Does this look familiar?
- On the right, stashing articles, books, and piles of paper that you know you’ll need again in physical form, and
- On the left, its digital equivalent: saving some research as PDFs and DOCs with haphazard, inscrutable file names. Neither of these stacks of work is going to be as useful as it should be.
What is Zotero and what does it do?
Zotero is a reference manager — you use it to keep track of things you have read in your research. It is free, non-profit, and open source, developed by scholars for scholars. (For more on what makes it different from other reference managers like RefWorks, EndNote, or Mendeley, click here.)
It can also store PDF versions of your sources (but if you have tons of these, and want to save them so they sync across multiple computers, you may have to pay $20 a year for storage space), and

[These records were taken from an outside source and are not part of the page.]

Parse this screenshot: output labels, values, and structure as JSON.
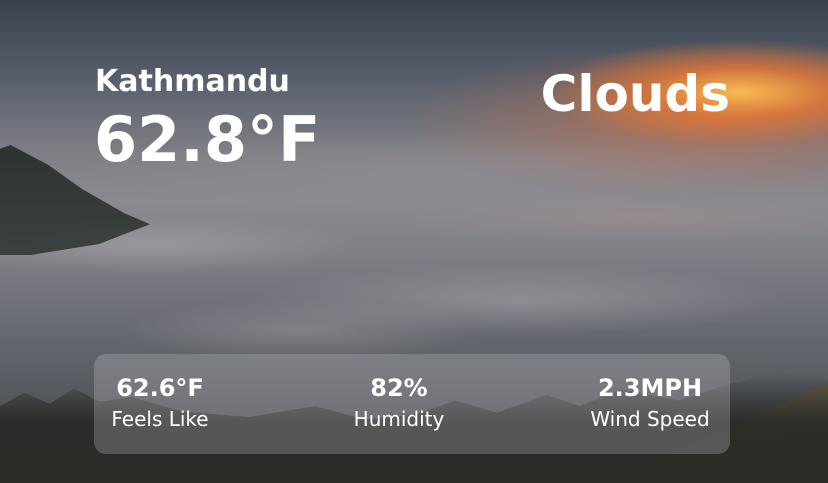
{
  "weather": {
    "city": "Kathmandu",
    "temperature": "62.8°F",
    "condition": "Clouds"
  },
  "details": {
    "feels_like": {
      "value": "62.6°F",
      "label": "Feels Like"
    },
    "humidity": {
      "value": "82%",
      "label": "Humidity"
    },
    "wind_speed": {
      "value": "2.3MPH",
      "label": "Wind Speed"
    }
  }
}
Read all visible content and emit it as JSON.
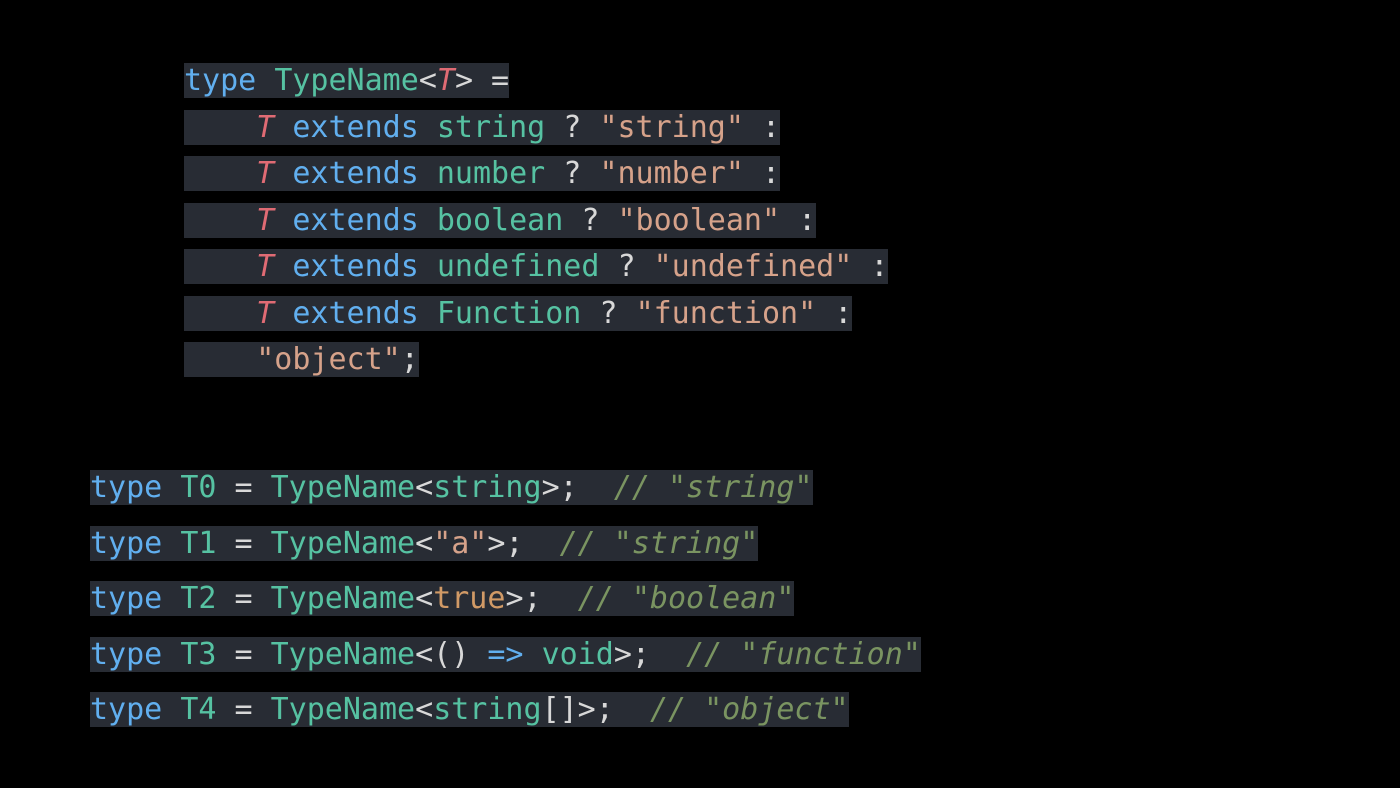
{
  "block1": {
    "lines": [
      {
        "tokens": [
          {
            "cls": "kw",
            "t": "type"
          },
          {
            "cls": "pun",
            "t": " "
          },
          {
            "cls": "typ2",
            "t": "TypeName"
          },
          {
            "cls": "pun",
            "t": "<"
          },
          {
            "cls": "tparam",
            "t": "T"
          },
          {
            "cls": "pun",
            "t": "> ="
          }
        ]
      },
      {
        "tokens": [
          {
            "cls": "pun",
            "t": "    "
          },
          {
            "cls": "tparam",
            "t": "T"
          },
          {
            "cls": "pun",
            "t": " "
          },
          {
            "cls": "kw",
            "t": "extends"
          },
          {
            "cls": "pun",
            "t": " "
          },
          {
            "cls": "typ",
            "t": "string"
          },
          {
            "cls": "pun",
            "t": " ? "
          },
          {
            "cls": "str",
            "t": "\"string\""
          },
          {
            "cls": "pun",
            "t": " :"
          }
        ]
      },
      {
        "tokens": [
          {
            "cls": "pun",
            "t": "    "
          },
          {
            "cls": "tparam",
            "t": "T"
          },
          {
            "cls": "pun",
            "t": " "
          },
          {
            "cls": "kw",
            "t": "extends"
          },
          {
            "cls": "pun",
            "t": " "
          },
          {
            "cls": "typ",
            "t": "number"
          },
          {
            "cls": "pun",
            "t": " ? "
          },
          {
            "cls": "str",
            "t": "\"number\""
          },
          {
            "cls": "pun",
            "t": " :"
          }
        ]
      },
      {
        "tokens": [
          {
            "cls": "pun",
            "t": "    "
          },
          {
            "cls": "tparam",
            "t": "T"
          },
          {
            "cls": "pun",
            "t": " "
          },
          {
            "cls": "kw",
            "t": "extends"
          },
          {
            "cls": "pun",
            "t": " "
          },
          {
            "cls": "typ",
            "t": "boolean"
          },
          {
            "cls": "pun",
            "t": " ? "
          },
          {
            "cls": "str",
            "t": "\"boolean\""
          },
          {
            "cls": "pun",
            "t": " :"
          }
        ]
      },
      {
        "tokens": [
          {
            "cls": "pun",
            "t": "    "
          },
          {
            "cls": "tparam",
            "t": "T"
          },
          {
            "cls": "pun",
            "t": " "
          },
          {
            "cls": "kw",
            "t": "extends"
          },
          {
            "cls": "pun",
            "t": " "
          },
          {
            "cls": "typ",
            "t": "undefined"
          },
          {
            "cls": "pun",
            "t": " ? "
          },
          {
            "cls": "str",
            "t": "\"undefined\""
          },
          {
            "cls": "pun",
            "t": " :"
          }
        ]
      },
      {
        "tokens": [
          {
            "cls": "pun",
            "t": "    "
          },
          {
            "cls": "tparam",
            "t": "T"
          },
          {
            "cls": "pun",
            "t": " "
          },
          {
            "cls": "kw",
            "t": "extends"
          },
          {
            "cls": "pun",
            "t": " "
          },
          {
            "cls": "typ",
            "t": "Function"
          },
          {
            "cls": "pun",
            "t": " ? "
          },
          {
            "cls": "str",
            "t": "\"function\""
          },
          {
            "cls": "pun",
            "t": " :"
          }
        ]
      },
      {
        "tokens": [
          {
            "cls": "pun",
            "t": "    "
          },
          {
            "cls": "str",
            "t": "\"object\""
          },
          {
            "cls": "pun",
            "t": ";"
          }
        ]
      }
    ]
  },
  "block2": {
    "lines": [
      {
        "tokens": [
          {
            "cls": "kw",
            "t": "type"
          },
          {
            "cls": "pun",
            "t": " "
          },
          {
            "cls": "typ2",
            "t": "T0"
          },
          {
            "cls": "pun",
            "t": " = "
          },
          {
            "cls": "typ2",
            "t": "TypeName"
          },
          {
            "cls": "pun",
            "t": "<"
          },
          {
            "cls": "typ",
            "t": "string"
          },
          {
            "cls": "pun",
            "t": ">;  "
          },
          {
            "cls": "cmt",
            "t": "// \"string\""
          }
        ]
      },
      {
        "tokens": [
          {
            "cls": "kw",
            "t": "type"
          },
          {
            "cls": "pun",
            "t": " "
          },
          {
            "cls": "typ2",
            "t": "T1"
          },
          {
            "cls": "pun",
            "t": " = "
          },
          {
            "cls": "typ2",
            "t": "TypeName"
          },
          {
            "cls": "pun",
            "t": "<"
          },
          {
            "cls": "str",
            "t": "\"a\""
          },
          {
            "cls": "pun",
            "t": ">;  "
          },
          {
            "cls": "cmt",
            "t": "// \"string\""
          }
        ]
      },
      {
        "tokens": [
          {
            "cls": "kw",
            "t": "type"
          },
          {
            "cls": "pun",
            "t": " "
          },
          {
            "cls": "typ2",
            "t": "T2"
          },
          {
            "cls": "pun",
            "t": " = "
          },
          {
            "cls": "typ2",
            "t": "TypeName"
          },
          {
            "cls": "pun",
            "t": "<"
          },
          {
            "cls": "lit",
            "t": "true"
          },
          {
            "cls": "pun",
            "t": ">;  "
          },
          {
            "cls": "cmt",
            "t": "// \"boolean\""
          }
        ]
      },
      {
        "tokens": [
          {
            "cls": "kw",
            "t": "type"
          },
          {
            "cls": "pun",
            "t": " "
          },
          {
            "cls": "typ2",
            "t": "T3"
          },
          {
            "cls": "pun",
            "t": " = "
          },
          {
            "cls": "typ2",
            "t": "TypeName"
          },
          {
            "cls": "pun",
            "t": "<() "
          },
          {
            "cls": "kw",
            "t": "=>"
          },
          {
            "cls": "pun",
            "t": " "
          },
          {
            "cls": "void",
            "t": "void"
          },
          {
            "cls": "pun",
            "t": ">;  "
          },
          {
            "cls": "cmt",
            "t": "// \"function\""
          }
        ]
      },
      {
        "tokens": [
          {
            "cls": "kw",
            "t": "type"
          },
          {
            "cls": "pun",
            "t": " "
          },
          {
            "cls": "typ2",
            "t": "T4"
          },
          {
            "cls": "pun",
            "t": " = "
          },
          {
            "cls": "typ2",
            "t": "TypeName"
          },
          {
            "cls": "pun",
            "t": "<"
          },
          {
            "cls": "typ",
            "t": "string"
          },
          {
            "cls": "pun",
            "t": "[]>;  "
          },
          {
            "cls": "cmt",
            "t": "// \"object\""
          }
        ]
      }
    ]
  }
}
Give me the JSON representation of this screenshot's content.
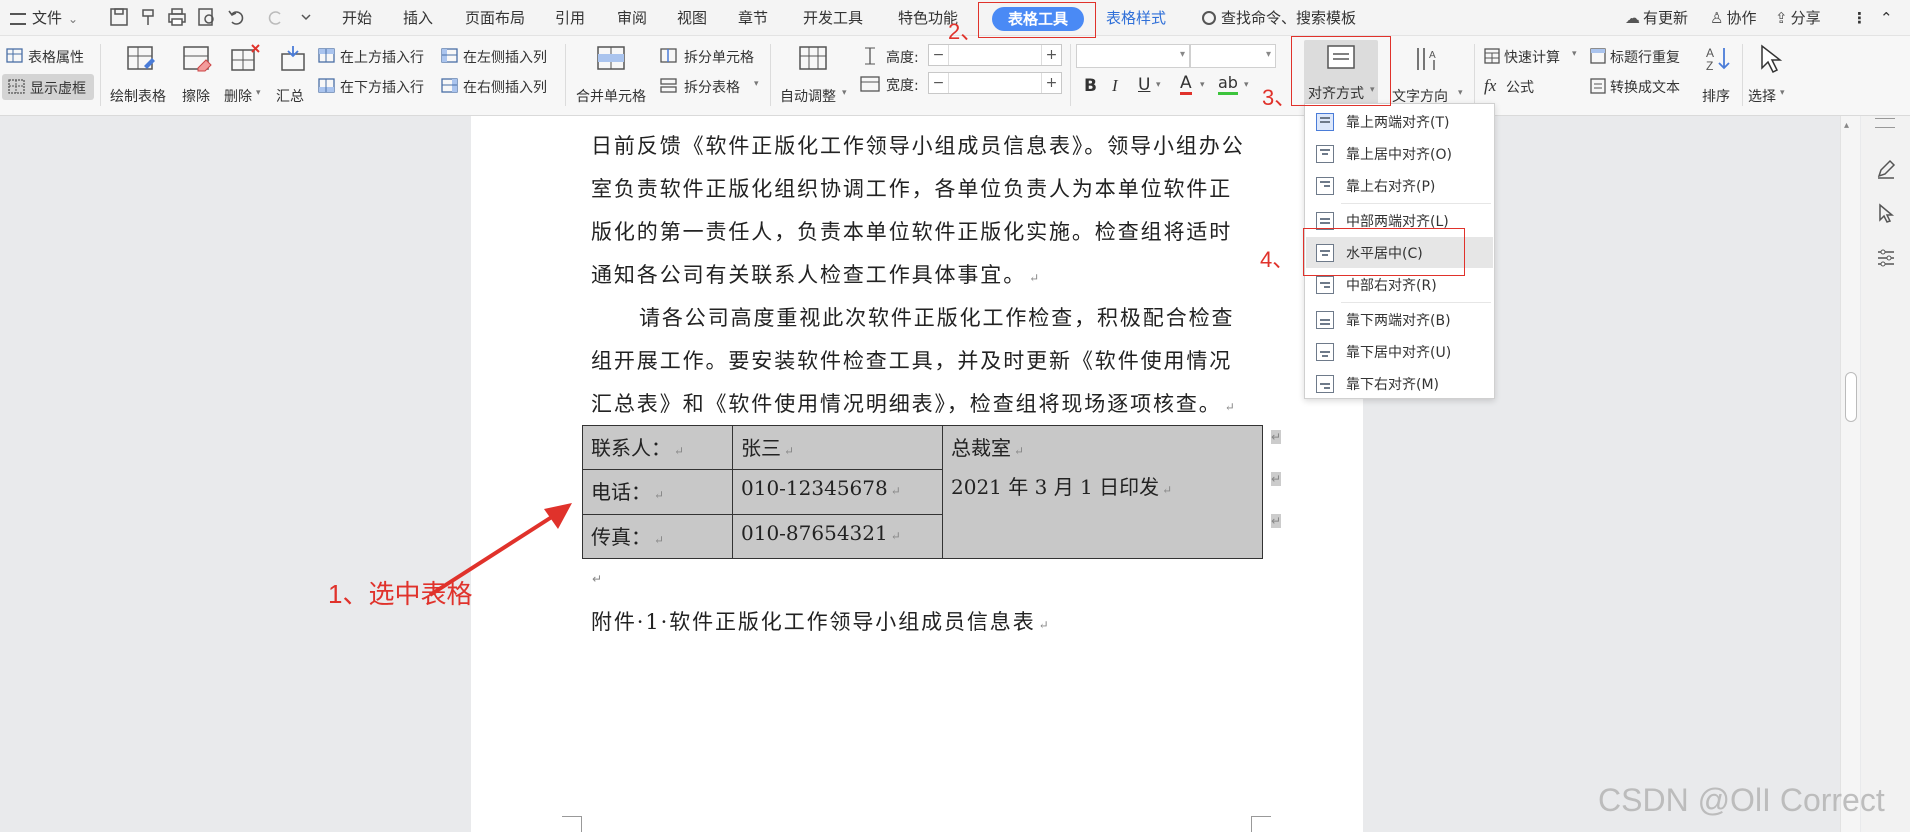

it can also be used while you are writing to insert citations and put together bibliographies (but even if you prefer doing your citations manually it’s still useful as a place to store things and stay organized).
Getting started with Zotero:
1: First, you’ll want to make yourself a free account at the Zotero registration page.
2: There are 3 things to download to your computer(s), and they’re all available here: https://www.zotero.org/download/
- Download the Zotero application itself. This is your place for stored information about all of your sources.
- Download the connector, which lets Zotero become part of your internet browser, allowing you to save things easily while you are researching. Find the one for your favorite browser here.
- Download the plugin for your favorite word processing program. For Word, it’s this one.
Turning articles from a messy file drawer into an organized Zotero list:
Hope this is helpful for you! Please feel free to reach out with any questions, suggestions, or collaborative ideas.